XANDRA MCCARTHY, head-teacher of Bristol's Parson Street primary, may profess not to be interested in league tables, but she does take pride in being selected by the chief inspector as an improving school.
Four years ago inspectors highlighted a number of problems from teachers' lack of subject knowledge to poor pupil progress.
Mrs McCarthy took over three-and-a-half years ago and began to set in place the building blocks of improvement.
She said: "We took a whole-school approach - pupils, staff and the community had to be committed to raising standards."

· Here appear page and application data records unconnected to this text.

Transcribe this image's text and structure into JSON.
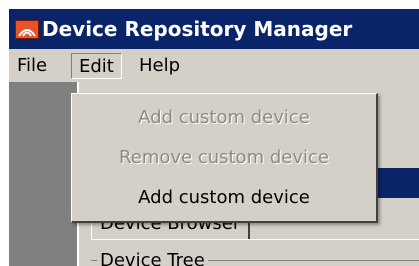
{
  "window": {
    "title": "Device Repository Manager",
    "icon": "app-logo-icon"
  },
  "menubar": {
    "items": [
      {
        "label": "File"
      },
      {
        "label": "Edit"
      },
      {
        "label": "Help"
      }
    ]
  },
  "edit_menu": {
    "open": true,
    "items": [
      {
        "label": "Add custom device",
        "enabled": false
      },
      {
        "label": "Remove custom device",
        "enabled": false
      },
      {
        "label": "Add custom device",
        "enabled": true
      }
    ]
  },
  "content": {
    "tab_label": "Device Browser",
    "group_label": "Device Tree"
  },
  "colors": {
    "titlebar": "#0a246a",
    "face": "#d4d0c8",
    "disabled_text": "#8c8a84"
  }
}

The 493-pupil school and nursery is near inner-city Bristol. More than a quarter of pupils in the main school can claim free school meals and 8 per cent have nglish as an additional language.
The school piloted the literacy and numeracy strategies. These brought confidence to teachers, had positive knock-on effects on other subjects and encouraged professional discussion.
Parents, grandparents and local employees helped open a new chapter in the school's fortunes by helping their children in a reading programme.
As a result, key stage 2 national curriculum test results rocketed. In English, the proportion reaching Level 4 has more than doubled from 34 per cent in 1997 to 79 per cent last year.
The percentage achieving this level in maths has jumped from 45 to 72 per cent and improvements in science meant that 83 per cent of pupils make the grade this year, compared to 61 two years ago.